Paper short abstract:
This paper draws on recent work in anthropology and art theory to consider time as a social institution that frames engagements with images. Through cross-cultural examples, it explores the relationship between the fleeting images of modernity and identity making.
Paper long abstract:
This paper draws on recent work produced at the interface between anthropology and art theory to consider the significance of time as a social institution that frames engagements with images. A central concern of the paper is to tease out what has been identified as a key characteristic of late modernity: the idea that as fleeting digital images have become a dominant source of symbolic material through which we engage with each other and the world around us, a distinctive form of personhood has emerged. Drawing on cross-cultural materials I will explore some of the ways in which time structures the production and reception of different kinds of images in different contexts, producing what might be identified as distinctive cultures of looking and visuality. John Thompson's notion of mediated intimacy will be mobilised to ask what role might a more sustained visual engagement play in a society that places a great deal of value on new, instantly accessible, and changing images.

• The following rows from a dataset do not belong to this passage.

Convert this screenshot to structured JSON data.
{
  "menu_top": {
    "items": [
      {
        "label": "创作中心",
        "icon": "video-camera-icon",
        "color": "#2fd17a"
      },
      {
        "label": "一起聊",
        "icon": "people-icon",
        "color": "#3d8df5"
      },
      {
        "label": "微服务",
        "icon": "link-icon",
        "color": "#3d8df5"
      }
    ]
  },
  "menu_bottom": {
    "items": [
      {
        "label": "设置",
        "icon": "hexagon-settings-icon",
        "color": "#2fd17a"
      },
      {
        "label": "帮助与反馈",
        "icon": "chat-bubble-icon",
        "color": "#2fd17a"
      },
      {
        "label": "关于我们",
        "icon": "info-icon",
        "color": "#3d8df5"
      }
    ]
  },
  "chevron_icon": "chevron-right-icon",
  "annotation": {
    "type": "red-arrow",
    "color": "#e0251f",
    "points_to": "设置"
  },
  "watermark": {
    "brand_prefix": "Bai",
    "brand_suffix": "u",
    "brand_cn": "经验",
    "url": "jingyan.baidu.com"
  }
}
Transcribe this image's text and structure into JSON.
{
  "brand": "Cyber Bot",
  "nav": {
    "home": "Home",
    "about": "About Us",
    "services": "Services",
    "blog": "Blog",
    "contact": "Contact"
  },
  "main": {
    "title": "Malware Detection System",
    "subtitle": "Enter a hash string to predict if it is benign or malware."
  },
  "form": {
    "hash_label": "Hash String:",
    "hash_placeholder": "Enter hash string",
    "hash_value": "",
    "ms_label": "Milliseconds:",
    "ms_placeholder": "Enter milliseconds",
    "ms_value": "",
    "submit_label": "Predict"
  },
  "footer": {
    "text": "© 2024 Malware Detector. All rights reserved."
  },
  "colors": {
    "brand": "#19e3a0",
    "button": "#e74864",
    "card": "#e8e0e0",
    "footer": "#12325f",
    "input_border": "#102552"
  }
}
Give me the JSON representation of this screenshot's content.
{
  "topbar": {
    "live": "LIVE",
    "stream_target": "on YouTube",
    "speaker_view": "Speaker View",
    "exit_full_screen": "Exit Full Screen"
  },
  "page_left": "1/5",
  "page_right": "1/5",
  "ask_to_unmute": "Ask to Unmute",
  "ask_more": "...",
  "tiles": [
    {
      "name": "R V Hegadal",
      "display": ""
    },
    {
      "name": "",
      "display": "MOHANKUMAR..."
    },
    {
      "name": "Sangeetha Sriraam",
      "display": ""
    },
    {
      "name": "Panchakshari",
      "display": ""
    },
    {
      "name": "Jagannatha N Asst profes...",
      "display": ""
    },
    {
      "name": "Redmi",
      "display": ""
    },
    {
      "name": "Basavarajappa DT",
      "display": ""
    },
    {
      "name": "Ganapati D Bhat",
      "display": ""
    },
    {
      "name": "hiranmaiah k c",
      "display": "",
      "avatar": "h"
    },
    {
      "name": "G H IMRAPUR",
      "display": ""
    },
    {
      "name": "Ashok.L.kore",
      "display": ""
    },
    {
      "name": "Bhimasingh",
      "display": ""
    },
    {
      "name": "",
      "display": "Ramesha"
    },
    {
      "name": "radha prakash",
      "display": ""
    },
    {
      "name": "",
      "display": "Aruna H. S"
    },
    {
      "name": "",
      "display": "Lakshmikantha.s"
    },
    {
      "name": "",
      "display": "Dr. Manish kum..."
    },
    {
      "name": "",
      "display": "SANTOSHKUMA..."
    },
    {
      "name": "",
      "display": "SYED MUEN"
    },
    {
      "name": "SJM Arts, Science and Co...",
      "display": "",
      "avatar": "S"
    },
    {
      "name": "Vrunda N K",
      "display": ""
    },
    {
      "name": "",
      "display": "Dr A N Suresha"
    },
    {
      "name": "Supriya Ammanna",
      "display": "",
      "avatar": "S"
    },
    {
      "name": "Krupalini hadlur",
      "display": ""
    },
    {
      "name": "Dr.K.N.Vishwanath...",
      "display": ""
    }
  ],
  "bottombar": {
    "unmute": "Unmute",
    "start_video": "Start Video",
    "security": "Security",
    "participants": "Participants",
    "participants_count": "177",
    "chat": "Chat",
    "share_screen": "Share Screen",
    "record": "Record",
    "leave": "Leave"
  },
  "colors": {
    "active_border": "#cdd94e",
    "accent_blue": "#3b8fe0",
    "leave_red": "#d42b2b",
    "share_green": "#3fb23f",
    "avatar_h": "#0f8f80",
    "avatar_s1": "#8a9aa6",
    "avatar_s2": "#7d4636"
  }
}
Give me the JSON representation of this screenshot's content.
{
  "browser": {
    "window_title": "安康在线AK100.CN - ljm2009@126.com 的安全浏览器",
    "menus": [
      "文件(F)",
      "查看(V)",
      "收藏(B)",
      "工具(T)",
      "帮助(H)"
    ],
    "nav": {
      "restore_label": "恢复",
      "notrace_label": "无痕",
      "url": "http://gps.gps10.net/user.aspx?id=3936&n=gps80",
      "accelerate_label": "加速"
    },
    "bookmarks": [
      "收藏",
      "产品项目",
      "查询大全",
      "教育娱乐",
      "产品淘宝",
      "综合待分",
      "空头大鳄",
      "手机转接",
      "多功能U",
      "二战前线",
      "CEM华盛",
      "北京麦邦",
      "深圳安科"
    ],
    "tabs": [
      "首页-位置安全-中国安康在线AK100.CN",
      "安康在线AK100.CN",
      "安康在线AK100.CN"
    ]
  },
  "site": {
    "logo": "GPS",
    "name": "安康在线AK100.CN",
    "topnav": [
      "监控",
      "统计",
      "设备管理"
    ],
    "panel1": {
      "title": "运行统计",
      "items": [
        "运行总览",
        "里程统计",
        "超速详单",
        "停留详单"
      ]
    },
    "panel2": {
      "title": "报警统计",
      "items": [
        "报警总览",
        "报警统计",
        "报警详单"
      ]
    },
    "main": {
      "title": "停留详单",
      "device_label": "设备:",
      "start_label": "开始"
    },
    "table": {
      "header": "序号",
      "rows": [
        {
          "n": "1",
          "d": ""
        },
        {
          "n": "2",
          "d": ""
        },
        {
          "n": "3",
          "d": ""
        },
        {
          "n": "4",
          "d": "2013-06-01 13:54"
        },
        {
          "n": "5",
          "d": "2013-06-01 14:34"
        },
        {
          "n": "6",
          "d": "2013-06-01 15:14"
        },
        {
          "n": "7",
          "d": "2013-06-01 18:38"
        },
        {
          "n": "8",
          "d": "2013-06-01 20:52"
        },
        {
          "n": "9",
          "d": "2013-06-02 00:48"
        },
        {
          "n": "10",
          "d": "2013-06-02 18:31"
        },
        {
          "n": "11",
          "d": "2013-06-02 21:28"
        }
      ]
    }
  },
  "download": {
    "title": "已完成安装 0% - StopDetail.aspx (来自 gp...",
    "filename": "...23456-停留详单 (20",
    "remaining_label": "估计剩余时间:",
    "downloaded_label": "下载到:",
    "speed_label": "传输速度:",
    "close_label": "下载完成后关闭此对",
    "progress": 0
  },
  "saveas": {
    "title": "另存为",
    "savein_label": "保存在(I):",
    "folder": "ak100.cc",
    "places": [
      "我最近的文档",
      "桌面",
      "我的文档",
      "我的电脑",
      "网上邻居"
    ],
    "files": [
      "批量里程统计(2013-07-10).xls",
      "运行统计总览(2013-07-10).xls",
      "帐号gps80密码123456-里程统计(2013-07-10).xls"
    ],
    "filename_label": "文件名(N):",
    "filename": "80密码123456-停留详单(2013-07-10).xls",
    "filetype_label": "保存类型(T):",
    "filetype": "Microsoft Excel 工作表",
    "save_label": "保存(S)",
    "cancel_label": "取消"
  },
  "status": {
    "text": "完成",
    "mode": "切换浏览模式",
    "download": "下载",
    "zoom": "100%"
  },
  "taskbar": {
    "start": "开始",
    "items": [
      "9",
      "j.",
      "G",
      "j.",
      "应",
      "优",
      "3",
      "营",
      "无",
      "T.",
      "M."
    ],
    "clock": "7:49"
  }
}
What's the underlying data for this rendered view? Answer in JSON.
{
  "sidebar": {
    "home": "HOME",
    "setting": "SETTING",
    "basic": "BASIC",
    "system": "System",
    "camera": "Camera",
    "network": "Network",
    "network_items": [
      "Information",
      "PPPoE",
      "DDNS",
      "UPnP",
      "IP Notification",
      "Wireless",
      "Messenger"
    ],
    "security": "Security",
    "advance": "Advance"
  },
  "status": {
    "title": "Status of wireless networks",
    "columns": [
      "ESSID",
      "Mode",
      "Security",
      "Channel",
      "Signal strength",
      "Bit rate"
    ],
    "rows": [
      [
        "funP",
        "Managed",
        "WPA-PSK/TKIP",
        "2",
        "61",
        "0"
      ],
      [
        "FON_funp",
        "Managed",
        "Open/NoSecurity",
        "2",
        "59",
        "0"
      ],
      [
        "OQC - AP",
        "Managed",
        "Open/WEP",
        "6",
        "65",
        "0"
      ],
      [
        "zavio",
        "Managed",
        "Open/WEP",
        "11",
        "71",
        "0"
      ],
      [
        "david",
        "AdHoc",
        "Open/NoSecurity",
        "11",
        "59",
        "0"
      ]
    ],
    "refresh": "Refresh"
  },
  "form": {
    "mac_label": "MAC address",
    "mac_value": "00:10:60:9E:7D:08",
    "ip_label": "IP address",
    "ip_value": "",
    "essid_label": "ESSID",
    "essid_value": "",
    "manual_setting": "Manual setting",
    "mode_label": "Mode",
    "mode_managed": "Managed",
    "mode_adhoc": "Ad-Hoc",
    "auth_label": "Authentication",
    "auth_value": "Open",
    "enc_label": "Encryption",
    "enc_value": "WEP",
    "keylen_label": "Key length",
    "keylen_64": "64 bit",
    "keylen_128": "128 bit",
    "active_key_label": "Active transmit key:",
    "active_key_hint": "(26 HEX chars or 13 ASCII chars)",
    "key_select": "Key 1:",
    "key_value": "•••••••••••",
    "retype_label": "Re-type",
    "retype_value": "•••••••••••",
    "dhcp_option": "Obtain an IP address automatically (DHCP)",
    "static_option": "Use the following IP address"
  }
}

To echo a question posed by Paul Virilio, 'in an age when our view of the world has become not so much objective as tele-objective, how can we persist in being?' Does our digital appropriation of qualitatively different kinds of images reflect something more broadly about our engagements with each other and the world around us? How does this compare with Australian Aboriginal ways of apprehending images? What can anthropology contribute to the understanding of such circumstances?
Modalities, materialities and metamorphoses